Tolerating: Let’s face it, some experiences are hard to bear (dukkha). By sitting relatively still, being curious and open to what these experiences are showing you—they become more tolerable and so do you. (See Dukkha)
Transcend: An enduring and seductive fantasy. If only we found the right meditation technique, spiritual teacher or tradition, we could rise above or transcend all that bothers us. I don’t believe this is possible and am satisfied with feeling freer in the life I have, right here, on this earth. Then again, maybe I don’t know how to transcend? (See Down to Earth)
Vulnerability: Talking honestly about your experiences in meditation can make you feel vulnerable. Though it’s counter-intuitive, being more vulnerable makes you less scared. When there’s less to hide, you’re freer.
Visualize: Vibrant or detailed images can settle and focus attention, regardless of the content. At other times visuals function as a nuanced way of thinking things through. If you’re not prone to visualize during meditation, trust that these functions are happening in different ways.
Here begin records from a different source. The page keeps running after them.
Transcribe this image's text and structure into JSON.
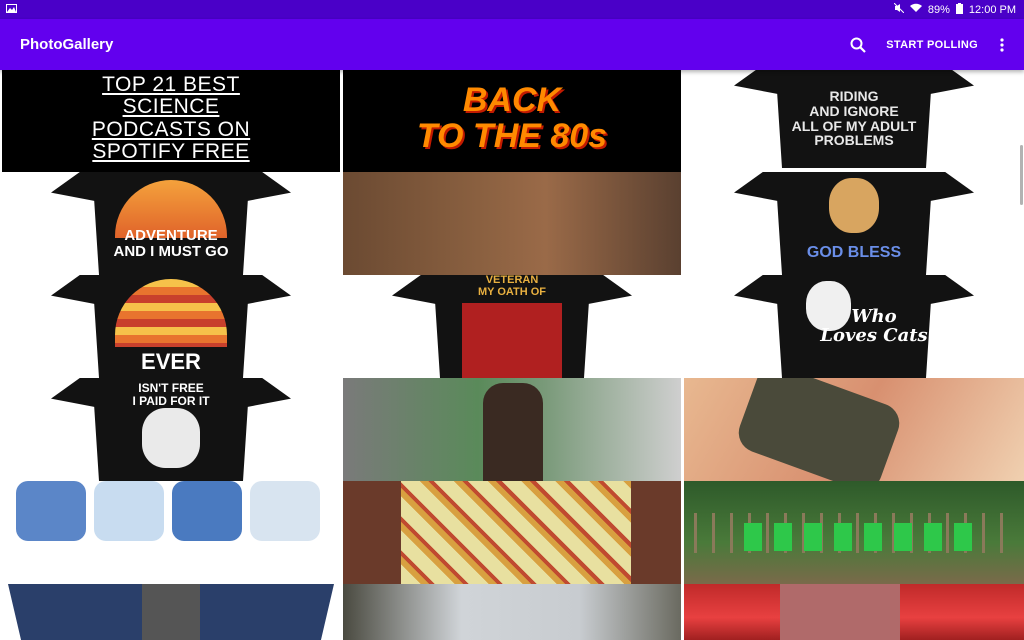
{
  "status_bar": {
    "notification_icon": "image-icon",
    "battery": "89%",
    "time": "12:00 PM",
    "icons": [
      "mute-icon",
      "wifi-icon",
      "battery-icon"
    ]
  },
  "app_bar": {
    "title": "PhotoGallery",
    "search_icon": "search-icon",
    "polling_label": "START POLLING",
    "overflow_icon": "more-vert-icon",
    "color": "#6200ee",
    "status_color": "#4a00c8"
  },
  "gallery": {
    "items": [
      {
        "caption": "TOP 21 BEST\nSCIENCE\nPODCASTS ON\nSPOTIFY FREE",
        "theme": "podcasts"
      },
      {
        "caption": "BACK\nTO THE 80s",
        "theme": "back-to-80s"
      },
      {
        "caption": "RIDING\nAND IGNORE\nALL OF MY ADULT\nPROBLEMS",
        "theme": "riding-shirt"
      },
      {
        "caption": "ADVENTURE\nAND I MUST GO",
        "theme": "adventure-shirt"
      },
      {
        "caption": "",
        "theme": "man-brown-shirt"
      },
      {
        "caption": "GOD BLESS",
        "theme": "dog-shirt"
      },
      {
        "caption": "EVER",
        "theme": "paw-shirt"
      },
      {
        "caption": "VETERAN\nMY OATH OF",
        "theme": "veteran-shirt"
      },
      {
        "caption": "Who\nLoves Cats",
        "theme": "cat-shirt"
      },
      {
        "caption": "ISN'T FREE\nI PAID FOR IT",
        "theme": "eagle-shirt"
      },
      {
        "caption": "",
        "theme": "man-gym-photo"
      },
      {
        "caption": "",
        "theme": "gloves-photo"
      },
      {
        "caption": "",
        "theme": "scrub-tops"
      },
      {
        "caption": "",
        "theme": "fabric-photo"
      },
      {
        "caption": "",
        "theme": "fence-shirts"
      },
      {
        "caption": "",
        "theme": "navy-shirt"
      },
      {
        "caption": "",
        "theme": "grey-shirt-photo"
      },
      {
        "caption": "",
        "theme": "red-car-photo"
      }
    ]
  }
}
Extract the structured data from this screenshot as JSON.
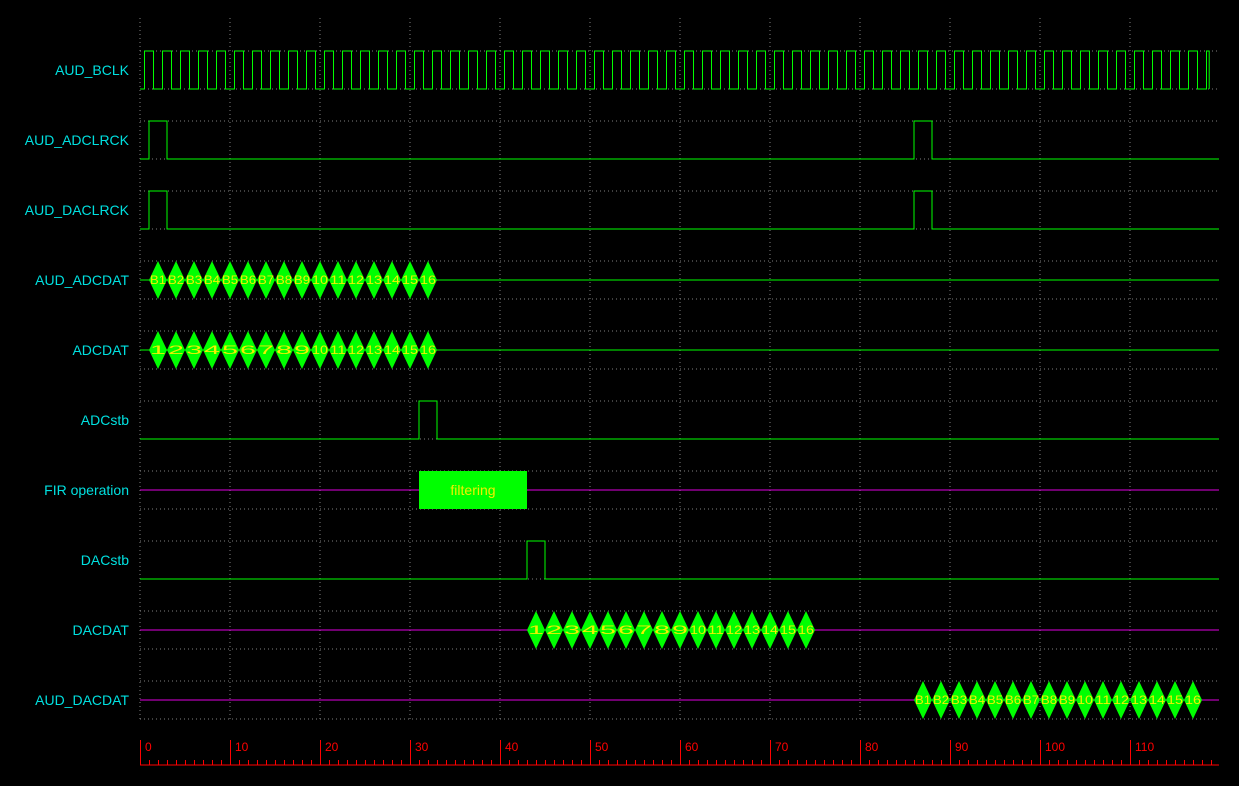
{
  "colors": {
    "background": "#000000",
    "label": "#00e0e0",
    "wave": "#00ff00",
    "idle": "#e000e0",
    "grid": "#808080",
    "axis": "#ff0000",
    "cell_fill": "#00ff00",
    "cell_text": "#f0f000",
    "box_text": "#f0f000"
  },
  "axis": {
    "labels": [
      "0",
      "10",
      "20",
      "30",
      "40",
      "50",
      "60",
      "70",
      "80",
      "90",
      "100",
      "110"
    ]
  },
  "signals": [
    {
      "name": "AUD_BCLK",
      "kind": "clock",
      "period": 2,
      "start": 0.5,
      "end": 118.8
    },
    {
      "name": "AUD_ADCLRCK",
      "kind": "pulses",
      "pulses": [
        [
          1,
          3
        ],
        [
          86,
          88
        ]
      ]
    },
    {
      "name": "AUD_DACLRCK",
      "kind": "pulses",
      "pulses": [
        [
          1,
          3
        ],
        [
          86,
          88
        ]
      ]
    },
    {
      "name": "AUD_ADCDAT",
      "kind": "bus",
      "idle_color": "wave",
      "start": 1,
      "width": 2,
      "cells": [
        "B1",
        "B2",
        "B3",
        "B4",
        "B5",
        "B6",
        "B7",
        "B8",
        "B9",
        "10",
        "11",
        "12",
        "13",
        "14",
        "15",
        "16"
      ]
    },
    {
      "name": "ADCDAT",
      "kind": "bus",
      "idle_color": "wave",
      "start": 1,
      "width": 2,
      "cells": [
        "1",
        "2",
        "3",
        "4",
        "5",
        "6",
        "7",
        "8",
        "9",
        "10",
        "11",
        "12",
        "13",
        "14",
        "15",
        "16"
      ]
    },
    {
      "name": "ADCstb",
      "kind": "pulses",
      "pulses": [
        [
          31,
          33
        ]
      ]
    },
    {
      "name": "FIR operation",
      "kind": "box",
      "start": 31,
      "end": 43,
      "text": "filtering"
    },
    {
      "name": "DACstb",
      "kind": "pulses",
      "pulses": [
        [
          43,
          45
        ]
      ]
    },
    {
      "name": "DACDAT",
      "kind": "bus",
      "idle_color": "idle",
      "start": 43,
      "width": 2,
      "cells": [
        "1",
        "2",
        "3",
        "4",
        "5",
        "6",
        "7",
        "8",
        "9",
        "10",
        "11",
        "12",
        "13",
        "14",
        "15",
        "16"
      ]
    },
    {
      "name": "AUD_DACDAT",
      "kind": "bus",
      "idle_color": "idle",
      "start": 86,
      "width": 2,
      "cells": [
        "B1",
        "B2",
        "B3",
        "B4",
        "B5",
        "B6",
        "B7",
        "B8",
        "B9",
        "10",
        "11",
        "12",
        "13",
        "14",
        "15",
        "16"
      ]
    }
  ]
}
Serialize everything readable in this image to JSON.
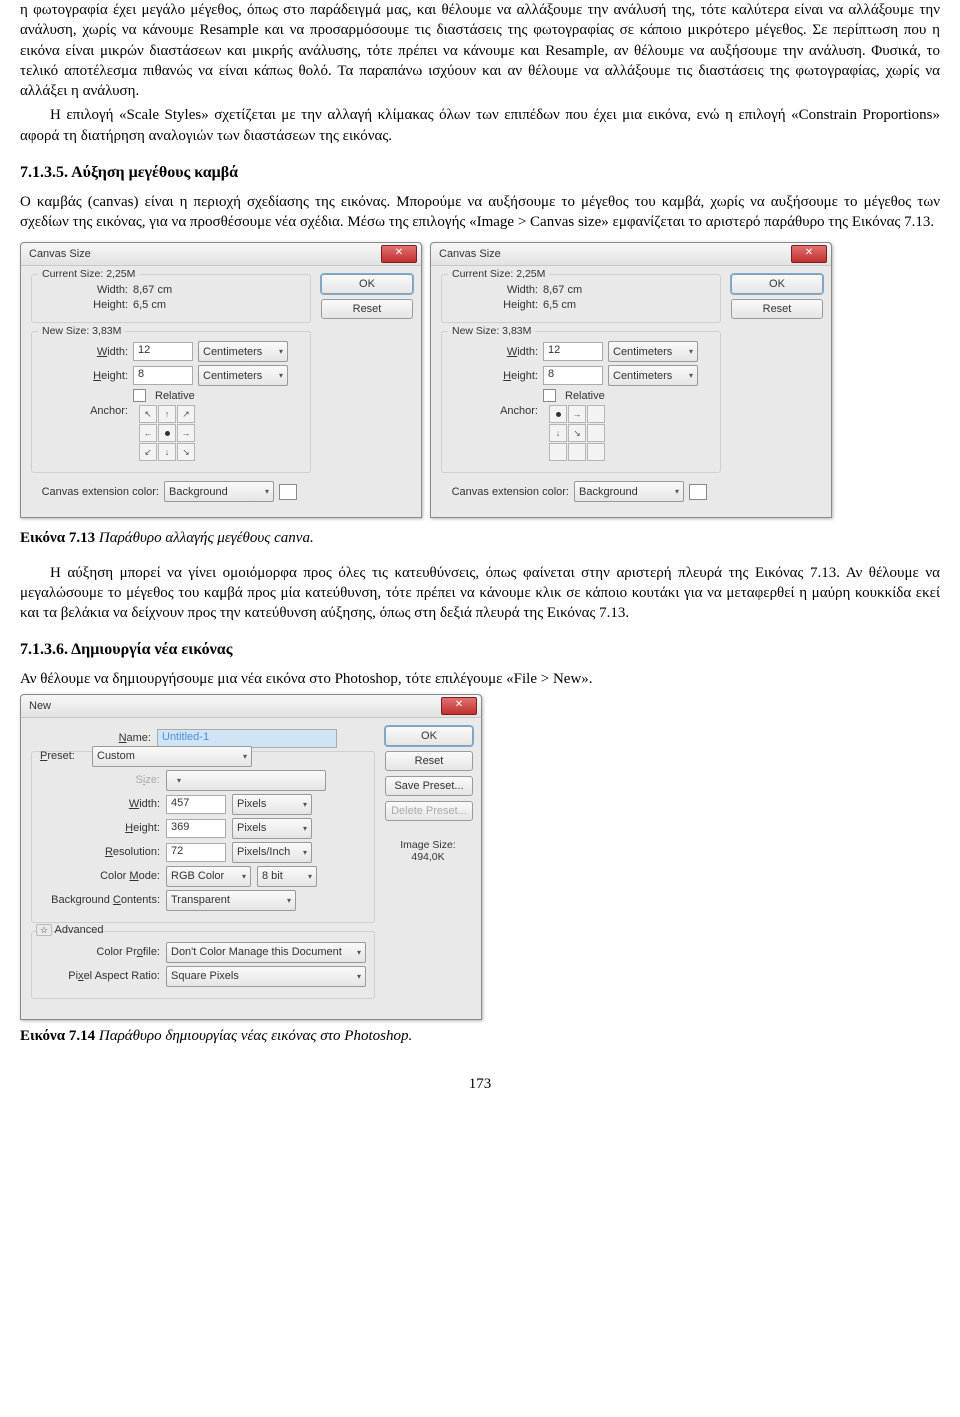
{
  "para1": "η φωτογραφία έχει μεγάλο μέγεθος, όπως στο παράδειγμά μας, και θέλουμε να αλλάξουμε την ανάλυσή της, τότε καλύτερα είναι να αλλάξουμε την ανάλυση, χωρίς να κάνουμε Resample και να προσαρμόσουμε τις διαστάσεις της φωτογραφίας σε κάποιο μικρότερο μέγεθος. Σε περίπτωση που η εικόνα είναι μικρών διαστάσεων και μικρής ανάλυσης, τότε πρέπει να κάνουμε και Resample, αν θέλουμε να αυξήσουμε την ανάλυση. Φυσικά, το τελικό αποτέλεσμα πιθανώς να είναι κάπως θολό. Τα παραπάνω ισχύουν και αν θέλουμε να αλλάξουμε τις διαστάσεις της φωτογραφίας, χωρίς να αλλάξει η ανάλυση.",
  "para2": "Η επιλογή «Scale Styles» σχετίζεται με την αλλαγή κλίμακας όλων των επιπέδων που έχει μια εικόνα, ενώ η επιλογή «Constrain Proportions» αφορά τη διατήρηση αναλογιών των διαστάσεων της εικόνας.",
  "h_7135": "7.1.3.5. Αύξηση μεγέθους καμβά",
  "para3": "Ο καμβάς (canvas) είναι η περιοχή σχεδίασης της εικόνας. Μπορούμε να αυξήσουμε το μέγεθος του καμβά, χωρίς να αυξήσουμε το μέγεθος των σχεδίων της εικόνας, για να προσθέσουμε νέα σχέδια. Μέσω της επιλογής «Image > Canvas size» εμφανίζεται το αριστερό παράθυρο της Εικόνας 7.13.",
  "canvas": {
    "title": "Canvas Size",
    "ok": "OK",
    "reset": "Reset",
    "cur": "Current Size: 2,25M",
    "cw_l": "Width:",
    "cw_v": "8,67 cm",
    "ch_l": "Height:",
    "ch_v": "6,5 cm",
    "new": "New Size: 3,83M",
    "nw_l": "Width:",
    "nw_v": "12",
    "nh_l": "Height:",
    "nh_v": "8",
    "unit": "Centimeters",
    "rel": "Relative",
    "anch": "Anchor:",
    "ext_l": "Canvas extension color:",
    "ext_v": "Background"
  },
  "cap713b": "Εικόνα 7.13 ",
  "cap713i": "Παράθυρο αλλαγής μεγέθους canva.",
  "para4": "Η αύξηση μπορεί να γίνει ομοιόμορφα προς όλες τις κατευθύνσεις, όπως φαίνεται στην αριστερή πλευρά της Εικόνας 7.13. Αν θέλουμε να μεγαλώσουμε το μέγεθος του καμβά προς μία κατεύθυνση, τότε πρέπει να κάνουμε κλικ σε κάποιο κουτάκι για να μεταφερθεί η μαύρη κουκκίδα εκεί και τα βελάκια να δείχνουν προς την κατεύθυνση αύξησης, όπως στη δεξιά πλευρά της Εικόνας 7.13.",
  "h_7136": "7.1.3.6. Δημιουργία νέα εικόνας",
  "para5": "Αν θέλουμε να δημιουργήσουμε μια νέα εικόνα στο Photoshop, τότε επιλέγουμε «File > New».",
  "nd": {
    "title": "New",
    "ok": "OK",
    "reset": "Reset",
    "save": "Save Preset...",
    "del": "Delete Preset...",
    "name_l": "Name:",
    "name_v": "Untitled-1",
    "preset_l": "Preset:",
    "preset_v": "Custom",
    "size_l": "Size:",
    "w_l": "Width:",
    "w_v": "457",
    "w_u": "Pixels",
    "h_l": "Height:",
    "h_v": "369",
    "h_u": "Pixels",
    "r_l": "Resolution:",
    "r_v": "72",
    "r_u": "Pixels/Inch",
    "cm_l": "Color Mode:",
    "cm_v": "RGB Color",
    "cm_b": "8 bit",
    "bg_l": "Background Contents:",
    "bg_v": "Transparent",
    "adv": "Advanced",
    "cp_l": "Color Profile:",
    "cp_v": "Don't Color Manage this Document",
    "par_l": "Pixel Aspect Ratio:",
    "par_v": "Square Pixels",
    "isz_l": "Image Size:",
    "isz_v": "494,0K"
  },
  "cap714b": "Εικόνα 7.14 ",
  "cap714i": "Παράθυρο δημιουργίας νέας εικόνας στο Photoshop.",
  "page": "173"
}
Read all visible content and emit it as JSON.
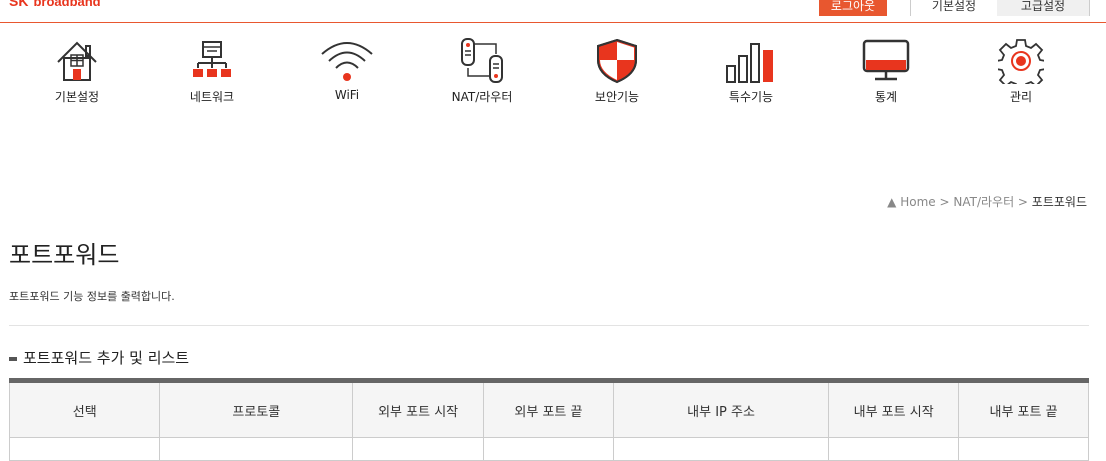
{
  "header": {
    "logo_sk": "SK",
    "logo_broadband": "broadband",
    "logout_label": "로그아웃",
    "basic_settings_label": "기본설정",
    "advanced_settings_label": "고급설정"
  },
  "menu": {
    "items": [
      {
        "label": "기본설정",
        "icon": "house-icon"
      },
      {
        "label": "네트워크",
        "icon": "network-icon"
      },
      {
        "label": "WiFi",
        "icon": "wifi-icon"
      },
      {
        "label": "NAT/라우터",
        "icon": "router-icon"
      },
      {
        "label": "보안기능",
        "icon": "shield-icon"
      },
      {
        "label": "특수기능",
        "icon": "bar-graph-icon"
      },
      {
        "label": "통계",
        "icon": "monitor-icon"
      },
      {
        "label": "관리",
        "icon": "gear-icon"
      }
    ]
  },
  "breadcrumb": {
    "home": "Home",
    "sep1": " > ",
    "section": "NAT/라우터",
    "sep2": " > ",
    "current": "포트포워드"
  },
  "page": {
    "title": "포트포워드",
    "description": "포트포워드 기능 정보를 출력합니다.",
    "section_title": "포트포워드 추가 및 리스트"
  },
  "table": {
    "headers": [
      "선택",
      "프로토콜",
      "외부 포트 시작",
      "외부 포트 끝",
      "내부 IP 주소",
      "내부 포트 시작",
      "내부 포트 끝"
    ]
  },
  "colors": {
    "accent": "#e8572f",
    "brand_red": "#e8351e"
  }
}
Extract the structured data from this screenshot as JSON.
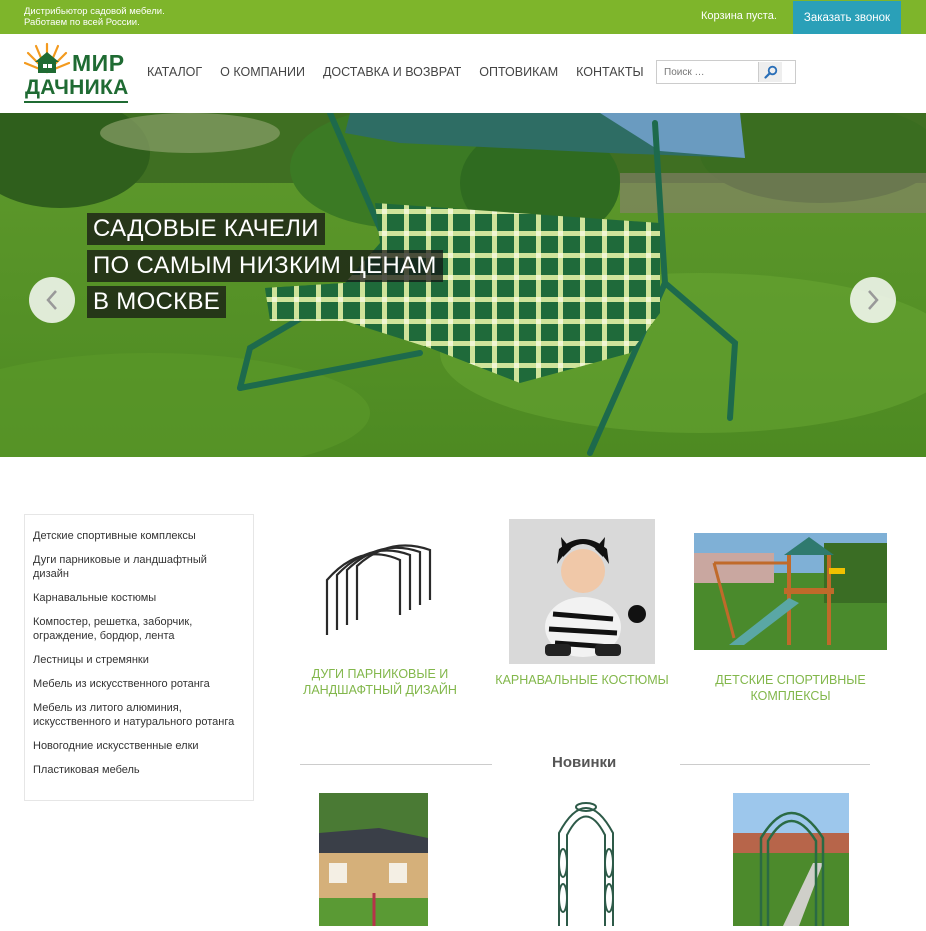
{
  "topbar": {
    "tagline_1": "Дистрибьютор садовой мебели.",
    "tagline_2": "Работаем по всей России.",
    "cart": "Корзина пуста.",
    "callback": "Заказать звонок"
  },
  "logo": {
    "word1": "МИР",
    "word2": "ДАЧНИКА"
  },
  "nav": [
    "КАТАЛОГ",
    "О КОМПАНИИ",
    "ДОСТАВКА И ВОЗВРАТ",
    "ОПТОВИКАМ",
    "КОНТАКТЫ"
  ],
  "search": {
    "placeholder": "Поиск …",
    "icon": "magnifier-icon"
  },
  "hero": {
    "lines": [
      "САДОВЫЕ КАЧЕЛИ",
      "ПО САМЫМ НИЗКИМ ЦЕНАМ",
      "В МОСКВЕ"
    ],
    "prev_icon": "chevron-left-icon",
    "next_icon": "chevron-right-icon"
  },
  "sidebar": [
    "Детские спортивные комплексы",
    "Дуги парниковые и ландшафтный дизайн",
    "Карнавальные костюмы",
    "Компостер, решетка, заборчик, ограждение, бордюр, лента",
    "Лестницы и стремянки",
    "Мебель из искусственного ротанга",
    "Мебель из литого алюминия, искусственного и натурального ротанга",
    "Новогодние искусственные елки",
    "Пластиковая мебель"
  ],
  "categories": [
    "ДУГИ ПАРНИКОВЫЕ И ЛАНДШАФТНЫЙ ДИЗАЙН",
    "КАРНАВАЛЬНЫЕ КОСТЮМЫ",
    "ДЕТСКИЕ СПОРТИВНЫЕ КОМПЛЕКСЫ"
  ],
  "new_title": "Новинки",
  "colors": {
    "green": "#7eb52b",
    "teal": "#2aa0b8",
    "caption": "#82b74b",
    "logo": "#1f6b33"
  }
}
Verbalize: More awareness of experience is developed by verbalizing and describing. When we reflect and journal after meditation, we’re articulating our experience to ourselves. During the explorative dialogue, we verbalize our experience to a teacher and others. (See Journaling, See Explorative Dialogue, See Relationship)
Zen: Zen Buddhism, a form of Buddhism that developed more than a thousand years after the death of the historical Buddha, was imported from Japan to the US in the 1950’s and popularized by beat poets and searchers of that era. There are many different Zen Buddhist traditions, each with its own characteristics and perspective. The word “Zen” is now appropriated to market most anything—from pillows to lip balms, from soup to nuts. I doubt the Buddha would approve.
Zoo: At times, our inner world seems like a zoo. Learn to love these wild animals.